TROPPER: For me, just the thrill of doing kung fu fights is something that I’ve never done before. Banshee was much more street fights and gun fights. Being able to take Joe Taslim and Andrew Koji, and put them together and create a huge martial arts fight, the martial artist and the martial arts movie fan in me was rejoicing.
It sounds like, for the role of Ah Sahm, you were looking for someone who understood and embodied the essence of Bruce Lee and what he represented without doing an impersonation of him. When you saw Andrew Koji, did you know right away that he would be your lead?
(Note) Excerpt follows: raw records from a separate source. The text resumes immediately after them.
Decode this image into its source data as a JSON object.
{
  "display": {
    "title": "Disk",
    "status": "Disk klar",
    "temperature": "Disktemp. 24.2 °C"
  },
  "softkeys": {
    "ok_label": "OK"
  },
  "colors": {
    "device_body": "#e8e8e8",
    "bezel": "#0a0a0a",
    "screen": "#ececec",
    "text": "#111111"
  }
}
TROPPER: What you said is exactly right, we didn’t want to try to get a Bruce Lee imitator because we felt that would be setting ourselves up for failure. We wanted to get a very brand-new, contemporary, as-yet-fairly-unknown leading man, and he needed to come with his own thing. We looked at a lot of people. We went around the world. With Andrew Koji’s audition, there was just something really different about the way he approached the character. There’s an intelligence and a quiet intensity in him that we feel does have echos of Bruce Lee, without being like Bruce Lee. You were never going to mistake him, physically, for Bruce Lee. He’s 6 feet tall, with a very different build. The idea was that we saw enough of a certain trait in him that we said, “Let’s bring him in and work with him.” So, we brought him to L.A. and we asked him to try things different ways, and we saw enough to feel confident that he was going to be able to bring a whole new set of characteristics to the character, which he did.
I love that Hoon Lee is also on this show because he was just so good on Banshee, where he played one of the best characters that’s ever been on television. Did you write that character for him, specifically, or did you write it and then think it was something he’d be good at?
TROPPER: No, I wrote the character of Wang Chao for Hoon. I wasn’t going to do a show that had a big Asian cast and not find a role for Hoon, so he was the first guy that was cast because I wrote that role for him.
Did he know that while you were writing it, or did you tell him after?